- [WHAT THE EXERCISE ASKS]:
From the first line to the last, return the data exactly as it stands.

- [DATA TO USE]:
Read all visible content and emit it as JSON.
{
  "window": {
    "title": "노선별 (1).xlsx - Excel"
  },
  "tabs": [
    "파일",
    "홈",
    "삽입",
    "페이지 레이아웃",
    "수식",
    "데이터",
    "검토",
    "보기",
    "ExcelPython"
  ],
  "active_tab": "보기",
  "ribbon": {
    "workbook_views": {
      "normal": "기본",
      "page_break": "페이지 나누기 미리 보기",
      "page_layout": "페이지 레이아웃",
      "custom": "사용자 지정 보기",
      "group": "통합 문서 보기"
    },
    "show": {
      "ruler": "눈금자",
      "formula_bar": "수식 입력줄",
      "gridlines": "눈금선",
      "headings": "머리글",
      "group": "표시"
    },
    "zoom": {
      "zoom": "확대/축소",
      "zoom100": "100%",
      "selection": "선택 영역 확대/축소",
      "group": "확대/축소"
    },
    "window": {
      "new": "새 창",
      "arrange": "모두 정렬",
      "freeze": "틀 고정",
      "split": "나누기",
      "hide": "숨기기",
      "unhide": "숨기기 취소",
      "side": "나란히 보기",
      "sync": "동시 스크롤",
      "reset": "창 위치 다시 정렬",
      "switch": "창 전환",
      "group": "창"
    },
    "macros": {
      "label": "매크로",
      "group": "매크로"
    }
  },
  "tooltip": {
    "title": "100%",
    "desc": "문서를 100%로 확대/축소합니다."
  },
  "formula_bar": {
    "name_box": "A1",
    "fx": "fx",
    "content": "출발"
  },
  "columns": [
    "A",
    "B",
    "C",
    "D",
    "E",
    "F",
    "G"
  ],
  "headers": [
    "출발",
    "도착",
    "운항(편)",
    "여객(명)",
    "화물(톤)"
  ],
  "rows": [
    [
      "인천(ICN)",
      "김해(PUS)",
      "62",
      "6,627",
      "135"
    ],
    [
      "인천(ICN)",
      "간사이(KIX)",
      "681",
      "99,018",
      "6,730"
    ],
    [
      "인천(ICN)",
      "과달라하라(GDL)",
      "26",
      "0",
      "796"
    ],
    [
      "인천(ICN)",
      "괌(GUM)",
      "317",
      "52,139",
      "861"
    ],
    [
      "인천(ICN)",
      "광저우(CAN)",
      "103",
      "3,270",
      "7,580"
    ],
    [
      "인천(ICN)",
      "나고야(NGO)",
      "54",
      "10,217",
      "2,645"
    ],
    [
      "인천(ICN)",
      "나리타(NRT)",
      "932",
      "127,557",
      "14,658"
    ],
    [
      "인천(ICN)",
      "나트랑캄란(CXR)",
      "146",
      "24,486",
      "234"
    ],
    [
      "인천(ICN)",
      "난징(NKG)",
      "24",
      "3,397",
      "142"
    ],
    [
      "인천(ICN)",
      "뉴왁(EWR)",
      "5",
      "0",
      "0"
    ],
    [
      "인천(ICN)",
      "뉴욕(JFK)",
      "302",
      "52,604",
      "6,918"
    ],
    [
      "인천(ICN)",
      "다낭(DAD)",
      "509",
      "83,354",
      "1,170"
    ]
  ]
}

- [RESULT OF THE EXERCISE]:
Read all visible content and emit it as JSON.
{
  "window": {
    "title": "노선별 (1).xlsx - Excel"
  },
  "tabs": [
    "파일",
    "홈",
    "삽입",
    "페이지 레이아웃",
    "수식",
    "데이터",
    "검토",
    "보기",
    "ExcelPython"
  ],
  "active_tab": "보기",
  "ribbon": {
    "workbook_views": {
      "normal": "기본",
      "page_break": "페이지 나누기 미리 보기",
      "page_layout": "페이지 레이아웃",
      "custom": "사용자 지정 보기",
      "group": "통합 문서 보기"
    },
    "show": {
      "ruler": "눈금자",
      "formula_bar": "수식 입력줄",
      "gridlines": "눈금선",
      "headings": "머리글",
      "group": "표시"
    },
    "zoom": {
      "zoom": "확대/축소",
      "zoom100": "100%",
      "selection": "선택 영역 확대/축소",
      "group": "확대/축소"
    },
    "window": {
      "new": "새 창",
      "arrange": "모두 정렬",
      "freeze": "틀 고정",
      "split": "나누기",
      "hide": "숨기기",
      "unhide": "숨기기 취소",
      "side": "나란히 보기",
      "sync": "동시 스크롤",
      "reset": "창 위치 다시 정렬",
      "switch": "창 전환",
      "group": "창"
    },
    "macros": {
      "label": "매크로",
      "group": "매크로"
    }
  },
  "tooltip": {
    "title": "100%",
    "desc": "문서를 100%로 확대/축소합니다."
  },
  "formula_bar": {
    "name_box": "A1",
    "fx": "fx",
    "content": "출발"
  },
  "columns": [
    "A",
    "B",
    "C",
    "D",
    "E",
    "F",
    "G"
  ],
  "headers": [
    "출발",
    "도착",
    "운항(편)",
    "여객(명)",
    "화물(톤)"
  ],
  "rows": [
    [
      "인천(ICN)",
      "김해(PUS)",
      "62",
      "6,627",
      "135"
    ],
    [
      "인천(ICN)",
      "간사이(KIX)",
      "681",
      "99,018",
      "6,730"
    ],
    [
      "인천(ICN)",
      "과달라하라(GDL)",
      "26",
      "0",
      "796"
    ],
    [
      "인천(ICN)",
      "괌(GUM)",
      "317",
      "52,139",
      "861"
    ],
    [
      "인천(ICN)",
      "광저우(CAN)",
      "103",
      "3,270",
      "7,580"
    ],
    [
      "인천(ICN)",
      "나고야(NGO)",
      "54",
      "10,217",
      "2,645"
    ],
    [
      "인천(ICN)",
      "나리타(NRT)",
      "932",
      "127,557",
      "14,658"
    ],
    [
      "인천(ICN)",
      "나트랑캄란(CXR)",
      "146",
      "24,486",
      "234"
    ],
    [
      "인천(ICN)",
      "난징(NKG)",
      "24",
      "3,397",
      "142"
    ],
    [
      "인천(ICN)",
      "뉴왁(EWR)",
      "5",
      "0",
      "0"
    ],
    [
      "인천(ICN)",
      "뉴욕(JFK)",
      "302",
      "52,604",
      "6,918"
    ],
    [
      "인천(ICN)",
      "다낭(DAD)",
      "509",
      "83,354",
      "1,170"
    ]
  ]
}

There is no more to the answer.